We need to understand that there are things that we can do, that don't cost money. That have to do with personal behavior that will help us to control this virus. But we're going to have to hit it with a hammer in Florida and really hit it hard and start it to get down to the point where we can do all the other things that we need to do like contact tracing. BLACKWELL: So we know that there will be talks today. Speaker Pelosi, the Chief of Staff from the White House, Secretary Mnuchin as well, Democratic Leader in the Senate, Chuck Schumer, over how to move forward on the stimulus bill, the response to COVID-19. $600 in unemployment benefits expired last night.
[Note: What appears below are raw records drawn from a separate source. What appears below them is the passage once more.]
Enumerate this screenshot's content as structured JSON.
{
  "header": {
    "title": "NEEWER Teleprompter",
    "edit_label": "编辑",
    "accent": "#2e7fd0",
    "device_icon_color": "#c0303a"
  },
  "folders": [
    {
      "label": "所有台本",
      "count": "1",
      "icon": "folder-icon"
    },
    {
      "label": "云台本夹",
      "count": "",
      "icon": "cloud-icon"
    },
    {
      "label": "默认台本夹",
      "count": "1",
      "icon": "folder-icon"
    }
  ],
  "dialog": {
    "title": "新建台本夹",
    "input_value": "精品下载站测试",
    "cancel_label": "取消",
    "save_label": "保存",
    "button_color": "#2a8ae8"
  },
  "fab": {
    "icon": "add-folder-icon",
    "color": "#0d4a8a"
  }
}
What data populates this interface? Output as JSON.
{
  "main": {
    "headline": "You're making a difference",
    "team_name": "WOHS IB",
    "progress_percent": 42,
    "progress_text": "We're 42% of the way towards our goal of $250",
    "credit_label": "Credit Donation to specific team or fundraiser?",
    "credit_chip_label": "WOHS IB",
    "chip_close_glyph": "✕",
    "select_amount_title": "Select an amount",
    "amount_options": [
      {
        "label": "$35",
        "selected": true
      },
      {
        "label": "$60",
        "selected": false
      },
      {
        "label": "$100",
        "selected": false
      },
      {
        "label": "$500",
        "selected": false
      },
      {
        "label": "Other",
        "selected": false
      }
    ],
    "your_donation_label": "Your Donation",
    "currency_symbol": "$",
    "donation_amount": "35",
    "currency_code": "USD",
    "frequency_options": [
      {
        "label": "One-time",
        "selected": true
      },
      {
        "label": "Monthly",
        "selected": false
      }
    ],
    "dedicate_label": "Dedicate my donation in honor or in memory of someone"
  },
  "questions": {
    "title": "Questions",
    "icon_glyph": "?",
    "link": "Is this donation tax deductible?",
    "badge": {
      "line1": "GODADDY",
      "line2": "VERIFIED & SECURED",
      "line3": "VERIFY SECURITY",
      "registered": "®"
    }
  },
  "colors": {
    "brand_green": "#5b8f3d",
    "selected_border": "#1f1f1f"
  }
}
Our Lauren Fox has reported that there was an offer from Mnuchin to extend this for a couple weeks more, not many. But that was turned down. For those people in South Florida who need to pay rent today - I mean, grace period maybe ends in a couple of days, why turn that down? I mean, that could potentially get them to at least September?

SHALALA: Because that gets the Republicans off the hook. We need a long-term commitment on unemployment. This pandemic is not going away. We have passed a bill that includes that $600 in through January of next year. People need certainty.


The uncertainty of this virus is destroying people's lives, and we need to guarantee that unemployment. We need to extend money to state and local governments. Look, we cannot be laying off police and fire and teachers at this point, or other municipal workers at this point in time, and we cannot shortchange the hospitals. So we need the whole package and no one should get off the hook just offering two weeks.

So the Speaker is going to stand firm, because she's fighting for the American people. We've done our job in the House of Representatives. Now it's time for the Senate to step up and protect people. What did they put in their package? A three-martini lunch tax deduction for rich people. That's obnoxious.

BLACKWELL: Representative Donna Shalala, Florida's 27th District there in Miami, and the best to you and everyone there as Isaias is approaching. Thanks so much for your time this morning.

SHALALA: You're welcome. We'll be right back.



BLACKWELL: In just a few minutes from now, officials from the White House and Democratic leaders, they're going to meet on Capitol Hill as I mentioned just a couple of minutes ago. They're trying to break this logjam over the next economic stimulus bill. We're live at 10:00 on Capitol Hill with the latest on the negotiations.